Gettin' Manifestin' - Commitment 2
Considered changing the title to 'Manifesto Allegretto' but realised that would betray (1) my age and (2) my sad on-going fondness for small fuzzy creatures who live on Wimbledon Common...
People with M.E. have great difficulty accessing benefits. Those who persevere through the appeals process are almost always granted them at final appeal. By then, many have made themselves iller in the struggle. I've heard of people deliberately sent to non-local assessment centres, where they are promptly told 'you managed to get here so you can't be that sick'.
Yesterday, I read a post from a father whose wheelchair-bound daughter was deemed 'not unable or virtually unable to walk' in a letter declining benefit. That bears repeating I think. A girl who holds onto furniture to walk inside the house, and can only travel outside the house in a wheelchair is not unable or virtually unable to walk. Really? In whose looking-glass land?

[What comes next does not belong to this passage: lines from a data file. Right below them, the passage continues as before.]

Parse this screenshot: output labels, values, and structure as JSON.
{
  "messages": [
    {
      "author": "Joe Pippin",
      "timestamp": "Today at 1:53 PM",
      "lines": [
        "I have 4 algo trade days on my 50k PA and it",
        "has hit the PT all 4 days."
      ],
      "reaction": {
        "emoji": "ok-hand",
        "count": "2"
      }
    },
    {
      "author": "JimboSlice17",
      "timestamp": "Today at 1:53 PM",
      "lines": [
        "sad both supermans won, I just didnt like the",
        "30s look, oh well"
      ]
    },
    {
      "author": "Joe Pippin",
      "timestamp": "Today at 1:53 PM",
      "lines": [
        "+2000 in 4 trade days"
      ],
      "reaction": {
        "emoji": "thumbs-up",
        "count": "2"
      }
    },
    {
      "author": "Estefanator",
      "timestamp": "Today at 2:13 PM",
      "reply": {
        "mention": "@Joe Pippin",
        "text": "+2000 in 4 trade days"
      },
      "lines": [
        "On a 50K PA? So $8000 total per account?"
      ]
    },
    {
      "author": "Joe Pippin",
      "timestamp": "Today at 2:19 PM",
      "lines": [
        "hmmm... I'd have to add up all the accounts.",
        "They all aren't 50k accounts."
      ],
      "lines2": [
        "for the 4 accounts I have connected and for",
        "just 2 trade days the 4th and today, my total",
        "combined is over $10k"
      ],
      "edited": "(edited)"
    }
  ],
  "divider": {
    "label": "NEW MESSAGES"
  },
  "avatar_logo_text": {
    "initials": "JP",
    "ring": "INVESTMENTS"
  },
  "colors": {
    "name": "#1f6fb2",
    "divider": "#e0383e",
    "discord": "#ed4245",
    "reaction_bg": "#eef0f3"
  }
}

And trust me - almost every day brings some variant of that story.
It would appear 'the system' relies on us being too sick to fight for what is ours by right. In my case, that was true. Anthony and I decided that we would not spend my limited energy on a fight. We would be better off financially if I did, but the experience of others suggested I'd also get a lot sicker in the process, and the energy used on fighting would be energy I couldn't spend making our life together as normal as possible. I am very, very lucky to have been in a position to make such a decision. Too many are not and are as I write worsening their illness fighting a battle they should never have to be fighting in the first place.

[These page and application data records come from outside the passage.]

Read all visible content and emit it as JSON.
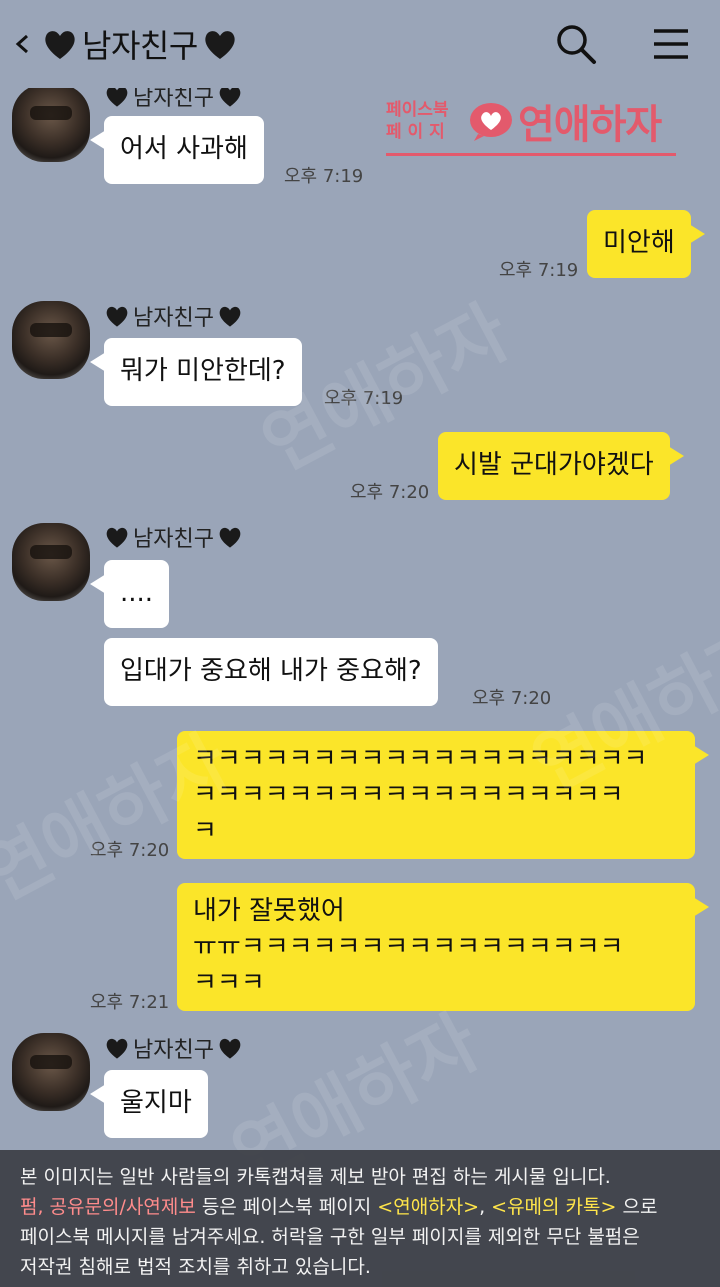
{
  "header": {
    "title": "남자친구",
    "back_icon": "chevron-left-icon",
    "heart_icon": "black-heart-icon",
    "search_icon": "search-icon",
    "menu_icon": "hamburger-menu-icon"
  },
  "watermark": {
    "small_text_1": "페이스북",
    "small_text_2": "페 이 지",
    "big_text": "연애하자",
    "color": "#e35a6c"
  },
  "colors": {
    "background": "#9aa5b8",
    "incoming_bubble": "#ffffff",
    "outgoing_bubble": "#fbe529"
  },
  "messages": [
    {
      "direction": "in",
      "sender": "남자친구",
      "text": "어서 사과해",
      "time": "오후 7:19"
    },
    {
      "direction": "out",
      "text": "미안해",
      "time": "오후 7:19"
    },
    {
      "direction": "in",
      "sender": "남자친구",
      "text": "뭐가 미안한데?",
      "time": "오후 7:19"
    },
    {
      "direction": "out",
      "text": "시발 군대가야겠다",
      "time": "오후 7:20"
    },
    {
      "direction": "in",
      "sender": "남자친구",
      "text": "....",
      "time": ""
    },
    {
      "direction": "in",
      "text": "입대가 중요해 내가 중요해?",
      "time": "오후 7:20"
    },
    {
      "direction": "out",
      "lines": [
        "ㅋㅋㅋㅋㅋㅋㅋㅋㅋㅋㅋㅋㅋㅋㅋㅋㅋㅋㅋ",
        "ㅋㅋㅋㅋㅋㅋㅋㅋㅋㅋㅋㅋㅋㅋㅋㅋㅋㅋ",
        "ㅋ"
      ],
      "time": "오후 7:20"
    },
    {
      "direction": "out",
      "lines": [
        "내가 잘못했어",
        "ㅠㅠㅋㅋㅋㅋㅋㅋㅋㅋㅋㅋㅋㅋㅋㅋㅋㅋ",
        "ㅋㅋㅋ"
      ],
      "time": "오후 7:21"
    },
    {
      "direction": "in",
      "sender": "남자친구",
      "text": "울지마",
      "time": ""
    }
  ],
  "footer": {
    "line1": "본 이미지는 일반 사람들의 카톡캡쳐를 제보 받아 편집 하는 게시물 입니다.",
    "line2_red": "펌, 공유문의/사연제보",
    "line2_mid": " 등은 페이스북 페이지 ",
    "line2_yellow1": "<연애하자>",
    "line2_comma": ", ",
    "line2_yellow2": "<유메의 카톡>",
    "line2_end": " 으로",
    "line3": "페이스북 메시지를 남겨주세요. 허락을 구한 일부 페이지를 제외한 무단 불펌은",
    "line4": "저작권 침해로 법적 조치를 취하고 있습니다."
  }
}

Bring about a fundamental shift in attitude in welfare policy and practice towards chronic fluctuating illnesses.
Because M.E. is a chronic fluctuating illness, patients who are too ill to work (and their
carers) are exceptionally vulnerable within the welfare benefits system. Their health suffers and
too many experience a relapse in the struggle to access, claim and retain the benefits they need.
Our surveys consistently show that Department for Work and Pensions (DWP) and Jobcentre Plus staff – including doctors and assessors in subcontracted medical services – do not understand the fluctuating complexities of M.E.
The problem is illustrated by the high number of awards made at the appeal stage after rejection of the first claim.
Sufficient safeguards will be put in place to protect people who are genuinely unable to work from being pressurised into unsuitable work or work-related activity prematurely, when a return to such activity could be detrimental to their health.
Introduction of up-to-date and accurate M.E. training within local authority Social Services
departments, the Department for Work and Pensions (DWP), Jobcentre Plus and subcontracted
A full review of the guidance on M.E. for new and existing assessors and other staff in the Department for Work and Pensions